→ **Dataset extract**
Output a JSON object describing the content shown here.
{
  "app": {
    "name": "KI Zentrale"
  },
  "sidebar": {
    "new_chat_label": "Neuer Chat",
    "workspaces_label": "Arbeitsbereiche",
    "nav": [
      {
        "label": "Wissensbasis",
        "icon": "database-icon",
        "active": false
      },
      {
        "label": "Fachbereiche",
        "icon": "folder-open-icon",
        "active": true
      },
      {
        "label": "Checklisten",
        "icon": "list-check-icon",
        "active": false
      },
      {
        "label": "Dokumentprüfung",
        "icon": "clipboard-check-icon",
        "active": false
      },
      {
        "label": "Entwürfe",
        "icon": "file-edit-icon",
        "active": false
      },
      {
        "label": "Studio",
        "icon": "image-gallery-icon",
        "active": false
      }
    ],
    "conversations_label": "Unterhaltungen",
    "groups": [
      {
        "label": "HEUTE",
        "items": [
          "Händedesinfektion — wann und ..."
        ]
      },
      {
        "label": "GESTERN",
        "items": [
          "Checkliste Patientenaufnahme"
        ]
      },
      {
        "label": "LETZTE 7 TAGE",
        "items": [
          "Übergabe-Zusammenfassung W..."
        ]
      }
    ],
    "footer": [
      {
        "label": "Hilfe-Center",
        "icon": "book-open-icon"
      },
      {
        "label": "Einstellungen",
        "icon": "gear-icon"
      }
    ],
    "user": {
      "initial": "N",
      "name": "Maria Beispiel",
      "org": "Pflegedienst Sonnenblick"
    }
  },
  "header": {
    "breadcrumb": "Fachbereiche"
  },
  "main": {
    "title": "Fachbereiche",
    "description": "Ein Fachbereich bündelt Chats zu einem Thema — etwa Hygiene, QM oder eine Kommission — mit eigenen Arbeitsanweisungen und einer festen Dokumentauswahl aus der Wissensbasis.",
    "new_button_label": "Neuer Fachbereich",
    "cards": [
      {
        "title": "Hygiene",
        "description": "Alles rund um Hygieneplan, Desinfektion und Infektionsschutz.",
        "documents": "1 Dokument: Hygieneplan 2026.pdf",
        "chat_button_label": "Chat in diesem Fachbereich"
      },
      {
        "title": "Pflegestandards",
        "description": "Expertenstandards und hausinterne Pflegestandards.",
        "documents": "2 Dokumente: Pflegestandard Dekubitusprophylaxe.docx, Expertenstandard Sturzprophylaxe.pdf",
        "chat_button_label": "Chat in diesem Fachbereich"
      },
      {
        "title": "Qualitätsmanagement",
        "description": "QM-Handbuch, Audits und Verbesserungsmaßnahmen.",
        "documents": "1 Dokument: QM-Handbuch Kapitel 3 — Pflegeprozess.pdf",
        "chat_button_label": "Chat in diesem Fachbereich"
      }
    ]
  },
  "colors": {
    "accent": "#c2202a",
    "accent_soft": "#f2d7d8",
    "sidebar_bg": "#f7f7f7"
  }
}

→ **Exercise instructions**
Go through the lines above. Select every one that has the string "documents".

→ **Expected answer**
        "documents": "1 Dokument: Hygieneplan 2026.pdf",
        "documents": "2 Dokumente: Pflegestandard Dekubitusprophylaxe.docx, Expertenstandard Sturzprophylaxe.pdf",
        "documents": "1 Dokument: QM-Handbuch Kapitel 3 — Pflegeprozess.pdf",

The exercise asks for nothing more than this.